The City’s Metropolitan Redevelopment Agency (MRA), whose mission is to revitalize downtown by leading collaborative public-private partnerships that result in equitable catalytic change, partnered with Santa Fe based Zydeco 66 on creating an entrance to the historic Barelas neighborhood. Zocalo is one of nine redevelopment projects in the 2020 MRA pipeline, totaling $116 million of total investment.

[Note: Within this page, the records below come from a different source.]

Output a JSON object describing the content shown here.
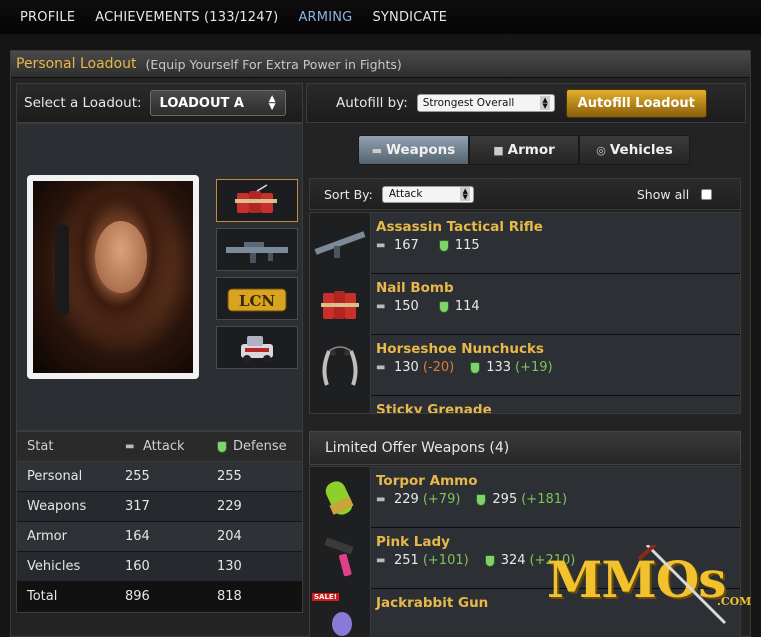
{
  "nav": {
    "items": [
      "PROFILE",
      "ACHIEVEMENTS (133/1247)",
      "ARMING",
      "SYNDICATE"
    ],
    "active": "ARMING"
  },
  "header": {
    "title": "Personal Loadout",
    "subtitle": "(Equip Yourself For Extra Power in Fights)"
  },
  "loadout": {
    "label": "Select a Loadout:",
    "value": "LOADOUT A"
  },
  "autofill": {
    "label": "Autofill by:",
    "value": "Strongest Overall",
    "button": "Autofill Loadout"
  },
  "tabs": [
    "Weapons",
    "Armor",
    "Vehicles"
  ],
  "sort": {
    "label": "Sort By:",
    "value": "Attack",
    "show_all": "Show all"
  },
  "items": [
    {
      "name": "Assassin Tactical Rifle",
      "attack": "167",
      "attack_delta": "",
      "defense": "115",
      "defense_delta": ""
    },
    {
      "name": "Nail Bomb",
      "attack": "150",
      "attack_delta": "",
      "defense": "114",
      "defense_delta": ""
    },
    {
      "name": "Horseshoe Nunchucks",
      "attack": "130",
      "attack_delta": "(-20)",
      "defense": "133",
      "defense_delta": "(+19)"
    },
    {
      "name": "Sticky Grenade",
      "attack": "",
      "attack_delta": "",
      "defense": "",
      "defense_delta": ""
    }
  ],
  "limited": {
    "title": "Limited Offer Weapons (4)",
    "sale_badge": "SALE!",
    "items": [
      {
        "name": "Torpor Ammo",
        "attack": "229",
        "attack_delta": "(+79)",
        "defense": "295",
        "defense_delta": "(+181)"
      },
      {
        "name": "Pink Lady",
        "attack": "251",
        "attack_delta": "(+101)",
        "defense": "324",
        "defense_delta": "(+210)"
      },
      {
        "name": "Jackrabbit Gun",
        "attack": "",
        "attack_delta": "",
        "defense": "",
        "defense_delta": ""
      }
    ]
  },
  "stats": {
    "headers": [
      "Stat",
      "Attack",
      "Defense"
    ],
    "rows": [
      [
        "Personal",
        "255",
        "255"
      ],
      [
        "Weapons",
        "317",
        "229"
      ],
      [
        "Armor",
        "164",
        "204"
      ],
      [
        "Vehicles",
        "160",
        "130"
      ],
      [
        "Total",
        "896",
        "818"
      ]
    ]
  },
  "watermark": {
    "text": "MMOs",
    "suffix": ".COM"
  },
  "colors": {
    "accent": "#e8b84a",
    "positive": "#7ec25a",
    "negative": "#e07a3a",
    "nav_active": "#8fb3e3"
  }
}
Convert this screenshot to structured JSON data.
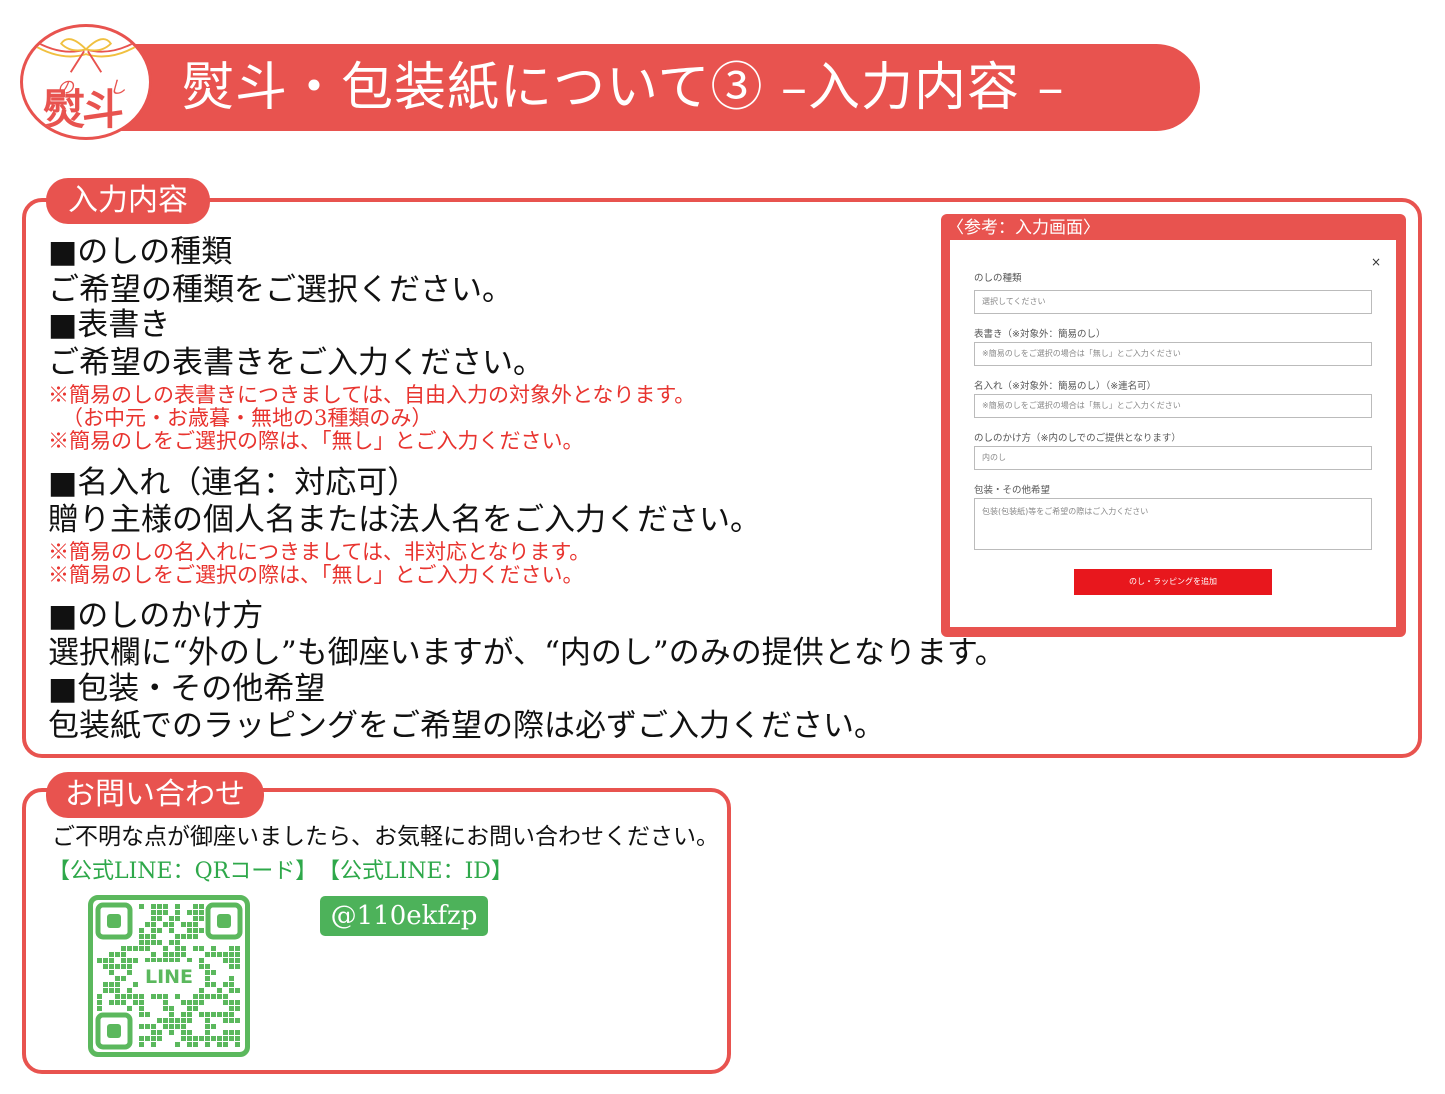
{
  "header": {
    "title": "熨斗・包装紙について③ –入力内容 –",
    "badge_small_left": "の",
    "badge_small_right": "し",
    "badge_main": "熨斗",
    "accent_color": "#e8534f"
  },
  "input_section": {
    "tag": "入力内容",
    "noshi_type": {
      "heading": "■のしの種類",
      "body": "ご希望の種類をご選択ください。"
    },
    "omotegaki": {
      "heading": "■表書き",
      "body": "ご希望の表書きをご入力ください。",
      "notes": [
        "※簡易のしの表書きにつきましては、自由入力の対象外となります。",
        "（お中元・お歳暮・無地の3種類のみ）",
        "※簡易のしをご選択の際は、「無し」とご入力ください。"
      ]
    },
    "naire": {
      "heading": "■名入れ（連名：対応可）",
      "body": "贈り主様の個人名または法人名をご入力ください。",
      "notes": [
        "※簡易のしの名入れにつきましては、非対応となります。",
        "※簡易のしをご選択の際は、「無し」とご入力ください。"
      ]
    },
    "kakekata": {
      "heading": "■のしのかけ方",
      "body": "選択欄に“外のし”も御座いますが、“内のし”のみの提供となります。"
    },
    "wrapping": {
      "heading": "■包装・その他希望",
      "body": "包装紙でのラッピングをご希望の際は必ずご入力ください。"
    }
  },
  "reference_form": {
    "title": "〈参考：入力画面〉",
    "close": "×",
    "fields": [
      {
        "label": "のしの種類",
        "value": "選択してください"
      },
      {
        "label": "表書き（※対象外：簡易のし）",
        "value": "※簡易のしをご選択の場合は「無し」とご入力ください"
      },
      {
        "label": "名入れ（※対象外：簡易のし）（※連名可）",
        "value": "※簡易のしをご選択の場合は「無し」とご入力ください"
      },
      {
        "label": "のしのかけ方（※内のしでのご提供となります）",
        "value": "内のし"
      },
      {
        "label": "包装・その他希望",
        "value": "包装(包装紙)等をご希望の際はご入力ください"
      }
    ],
    "submit_label": "のし・ラッピングを追加",
    "button_color": "#e8171d"
  },
  "contact_section": {
    "tag": "お問い合わせ",
    "text": "ご不明な点が御座いましたら、お気軽にお問い合わせください。",
    "qr_label": "【公式LINE：QRコード】",
    "id_label": "【公式LINE：ID】",
    "line_id": "@110ekfzp",
    "qr_center_text": "LINE",
    "line_color": "#4db25a"
  }
}
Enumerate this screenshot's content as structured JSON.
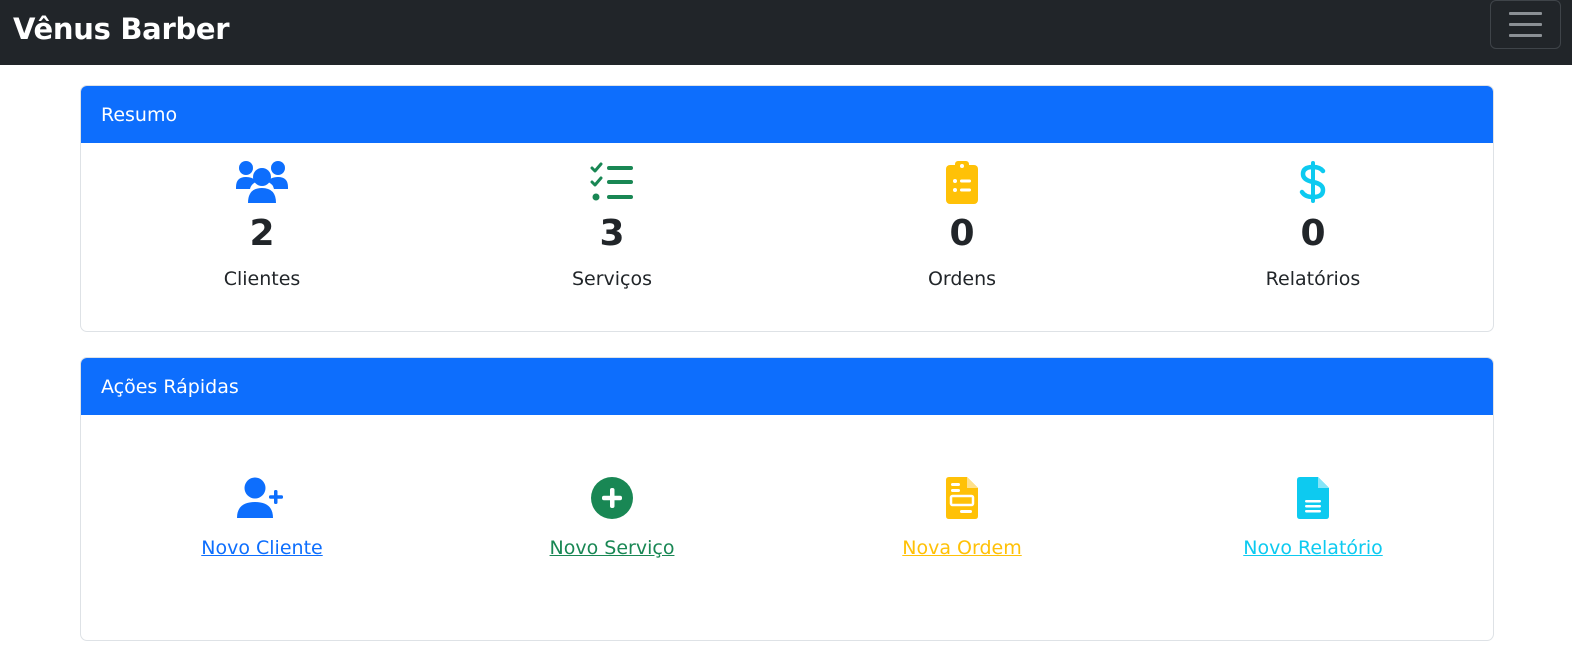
{
  "navbar": {
    "brand": "Vênus Barber",
    "menu_icon": "hamburger-menu-icon"
  },
  "colors": {
    "navbar_bg": "#212529",
    "primary": "#0d6efd",
    "success": "#198754",
    "warning": "#ffc107",
    "info": "#0dcaf0"
  },
  "summary": {
    "title": "Resumo",
    "stats": [
      {
        "icon": "users-icon",
        "value": "2",
        "label": "Clientes"
      },
      {
        "icon": "list-check-icon",
        "value": "3",
        "label": "Serviços"
      },
      {
        "icon": "clipboard-list-icon",
        "value": "0",
        "label": "Ordens"
      },
      {
        "icon": "dollar-icon",
        "value": "0",
        "label": "Relatórios"
      }
    ]
  },
  "actions": {
    "title": "Ações Rápidas",
    "items": [
      {
        "icon": "user-plus-icon",
        "label": "Novo Cliente"
      },
      {
        "icon": "plus-circle-icon",
        "label": "Novo Serviço"
      },
      {
        "icon": "file-invoice-icon",
        "label": "Nova Ordem"
      },
      {
        "icon": "file-lines-icon",
        "label": "Novo Relatório"
      }
    ]
  }
}
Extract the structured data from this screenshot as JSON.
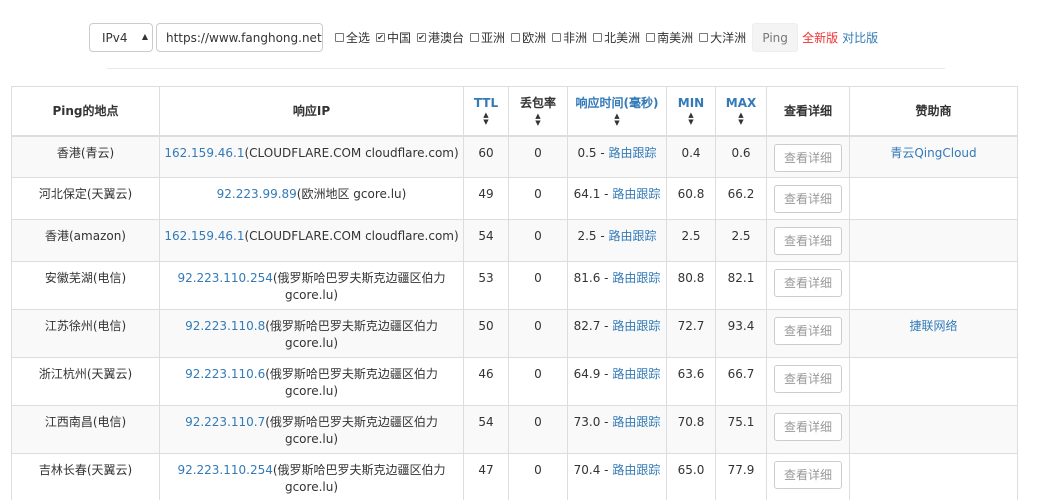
{
  "toolbar": {
    "ip_version": "IPv4",
    "url": "https://www.fanghong.net",
    "checkboxes": [
      {
        "label": "全选",
        "checked": false
      },
      {
        "label": "中国",
        "checked": true
      },
      {
        "label": "港澳台",
        "checked": true
      },
      {
        "label": "亚洲",
        "checked": false
      },
      {
        "label": "欧洲",
        "checked": false
      },
      {
        "label": "非洲",
        "checked": false
      },
      {
        "label": "北美洲",
        "checked": false
      },
      {
        "label": "南美洲",
        "checked": false
      },
      {
        "label": "大洋洲",
        "checked": false
      }
    ],
    "ping_label": "Ping",
    "new_version": "全新版",
    "compare_version": "对比版"
  },
  "table": {
    "headers": {
      "location": "Ping的地点",
      "ip": "响应IP",
      "ttl": "TTL",
      "loss": "丢包率",
      "rtt": "响应时间(毫秒)",
      "min": "MIN",
      "max": "MAX",
      "detail": "查看详细",
      "sponsor": "赞助商"
    },
    "rows": [
      {
        "location": "香港(青云)",
        "ip": "162.159.46.1",
        "ip_info": "(CLOUDFLARE.COM cloudflare.com)",
        "ttl": "60",
        "loss": "0",
        "rtt": "0.5",
        "trace": "路由跟踪",
        "min": "0.4",
        "max": "0.6",
        "detail": "查看详细",
        "sponsor": "青云QingCloud"
      },
      {
        "location": "河北保定(天翼云)",
        "ip": "92.223.99.89",
        "ip_info": "(欧洲地区 gcore.lu)",
        "ttl": "49",
        "loss": "0",
        "rtt": "64.1",
        "trace": "路由跟踪",
        "min": "60.8",
        "max": "66.2",
        "detail": "查看详细",
        "sponsor": ""
      },
      {
        "location": "香港(amazon)",
        "ip": "162.159.46.1",
        "ip_info": "(CLOUDFLARE.COM cloudflare.com)",
        "ttl": "54",
        "loss": "0",
        "rtt": "2.5",
        "trace": "路由跟踪",
        "min": "2.5",
        "max": "2.5",
        "detail": "查看详细",
        "sponsor": ""
      },
      {
        "location": "安徽芜湖(电信)",
        "ip": "92.223.110.254",
        "ip_info": "(俄罗斯哈巴罗夫斯克边疆区伯力 gcore.lu)",
        "ttl": "53",
        "loss": "0",
        "rtt": "81.6",
        "trace": "路由跟踪",
        "min": "80.8",
        "max": "82.1",
        "detail": "查看详细",
        "sponsor": ""
      },
      {
        "location": "江苏徐州(电信)",
        "ip": "92.223.110.8",
        "ip_info": "(俄罗斯哈巴罗夫斯克边疆区伯力 gcore.lu)",
        "ttl": "50",
        "loss": "0",
        "rtt": "82.7",
        "trace": "路由跟踪",
        "min": "72.7",
        "max": "93.4",
        "detail": "查看详细",
        "sponsor": "捷联网络"
      },
      {
        "location": "浙江杭州(天翼云)",
        "ip": "92.223.110.6",
        "ip_info": "(俄罗斯哈巴罗夫斯克边疆区伯力 gcore.lu)",
        "ttl": "46",
        "loss": "0",
        "rtt": "64.9",
        "trace": "路由跟踪",
        "min": "63.6",
        "max": "66.7",
        "detail": "查看详细",
        "sponsor": ""
      },
      {
        "location": "江西南昌(电信)",
        "ip": "92.223.110.7",
        "ip_info": "(俄罗斯哈巴罗夫斯克边疆区伯力 gcore.lu)",
        "ttl": "54",
        "loss": "0",
        "rtt": "73.0",
        "trace": "路由跟踪",
        "min": "70.8",
        "max": "75.1",
        "detail": "查看详细",
        "sponsor": ""
      },
      {
        "location": "吉林长春(天翼云)",
        "ip": "92.223.110.254",
        "ip_info": "(俄罗斯哈巴罗夫斯克边疆区伯力 gcore.lu)",
        "ttl": "47",
        "loss": "0",
        "rtt": "70.4",
        "trace": "路由跟踪",
        "min": "65.0",
        "max": "77.9",
        "detail": "查看详细",
        "sponsor": ""
      }
    ]
  },
  "icons": {
    "select_arrow": "caret-down-icon",
    "sort": "sort-icon",
    "check": "check-icon"
  }
}
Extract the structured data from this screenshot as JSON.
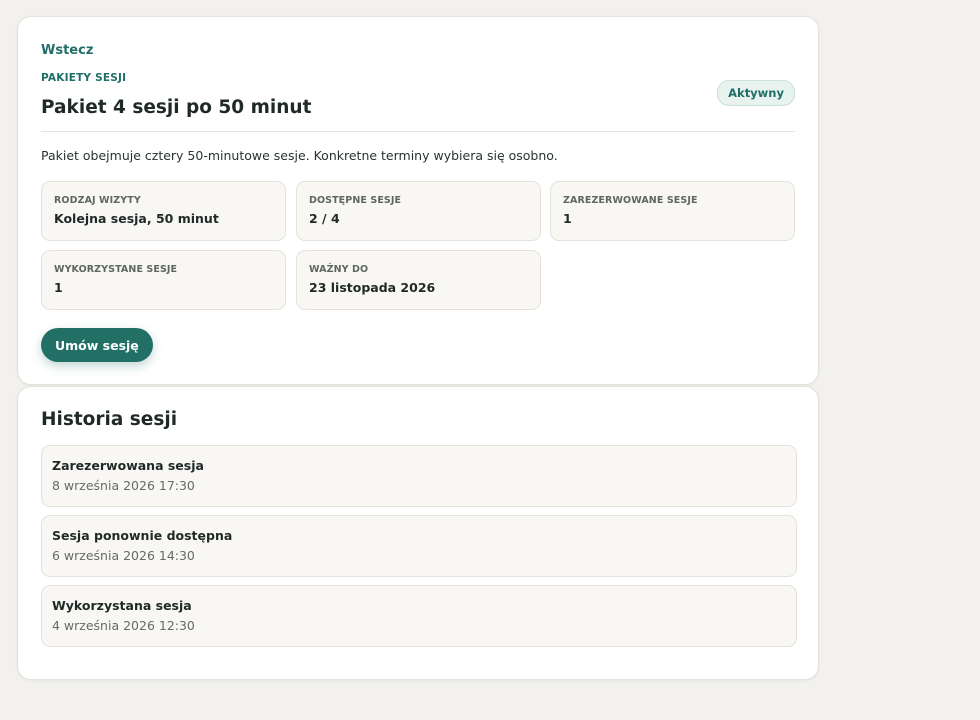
{
  "navigation": {
    "back_label": "Wstecz"
  },
  "package": {
    "eyebrow": "PAKIETY SESJI",
    "title": "Pakiet 4 sesji po 50 minut",
    "status_badge": "Aktywny",
    "description": "Pakiet obejmuje cztery 50-minutowe sesje. Konkretne terminy wybiera się osobno.",
    "details": [
      {
        "label": "RODZAJ WIZYTY",
        "value": "Kolejna sesja, 50 minut"
      },
      {
        "label": "DOSTĘPNE SESJE",
        "value": "2 / 4"
      },
      {
        "label": "ZAREZERWOWANE SESJE",
        "value": "1"
      },
      {
        "label": "WYKORZYSTANE SESJE",
        "value": "1"
      },
      {
        "label": "WAŻNY DO",
        "value": "23 listopada 2026"
      }
    ],
    "book_button_label": "Umów sesję"
  },
  "history": {
    "title": "Historia sesji",
    "items": [
      {
        "title": "Zarezerwowana sesja",
        "time": "8 września 2026 17:30"
      },
      {
        "title": "Sesja ponownie dostępna",
        "time": "6 września 2026 14:30"
      },
      {
        "title": "Wykorzystana sesja",
        "time": "4 września 2026 12:30"
      }
    ]
  },
  "colors": {
    "accent": "#1f6f68",
    "button": "#226f66",
    "badge_bg": "#e8f3f0",
    "page_bg": "#f2f1ed"
  }
}
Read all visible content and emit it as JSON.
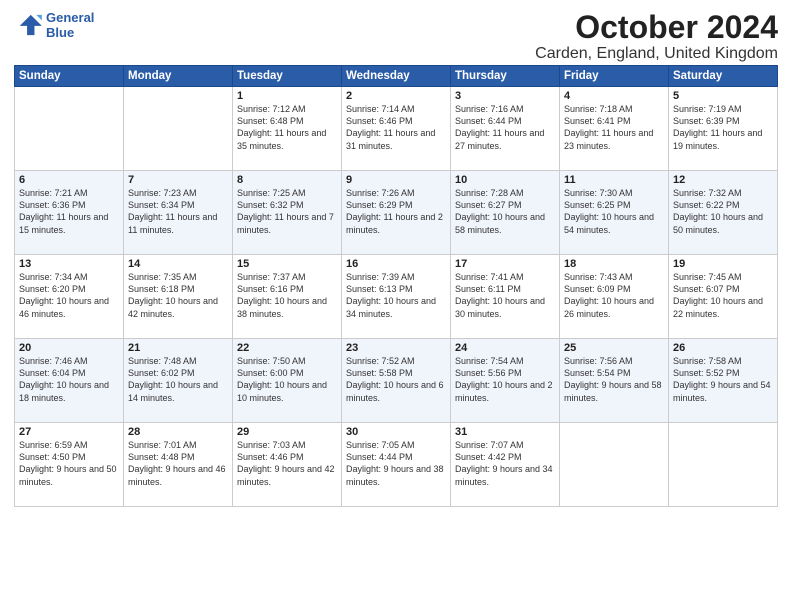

Alex Espinosa, who is a co-owner of Novel Point Coffee and operates out of the La Esquinita section of the development, says people who stop in his shop are excited to see the building come to life in the Barelas neighborhood. “It’s a beautiful space that brings energy and vibrancy to the area,” he said. “Barelas has deep roots in Albuquerque, and this building will allow younger generations to experience the community, take in the great downtown scenery, and visit the businesses located here.”

The Barelas Community Coalition has also been an active partner in the project, which it envisioned to serve as an economic engine and social hub for the Barelas community. Though construction was completed in late 2019, the BCC has been careful to phase in activity and build-out on site due to a host of uncertainties caused by the pandemic, said executive director Cristina M. Rogers. To date, the project has facilitated an indoor-outdoor Farm Stand & Market that accommodates social distancing and air flow via rolling garage doors, the city’s first permanent food truck lot, and an outlet for Community Supported Agriculture programs. Cabana-like shade structures are set to be constructed this month.

“This project helps lower the barrier to entry for underserved entrepreneurs, specifically focusing on historically marginalized groups,” Rogers said. “And it’s a site the creates spontaneous combustion of activity. It’s right where historic Barelas meets downtown’s energy. It’s literally on the line of that.”

According to Rogers, a dilapidated house occupied the site before redevelopment. The MRA provided the land, $150,000 for public infrastructure, and most recently, a grant to on-site food trucks through its Outdoor Dining Grant Program to support food vendors during the pandemic.

Zocalo Lofts is the result of collaboration between the City of Albuquerque Metropolitan Redevelopment Agency; the BCC; general contractor Insight Construction and architecture firm The Hartman + Majewski Design Group, both based in Albuquerque; and Zydeco 66.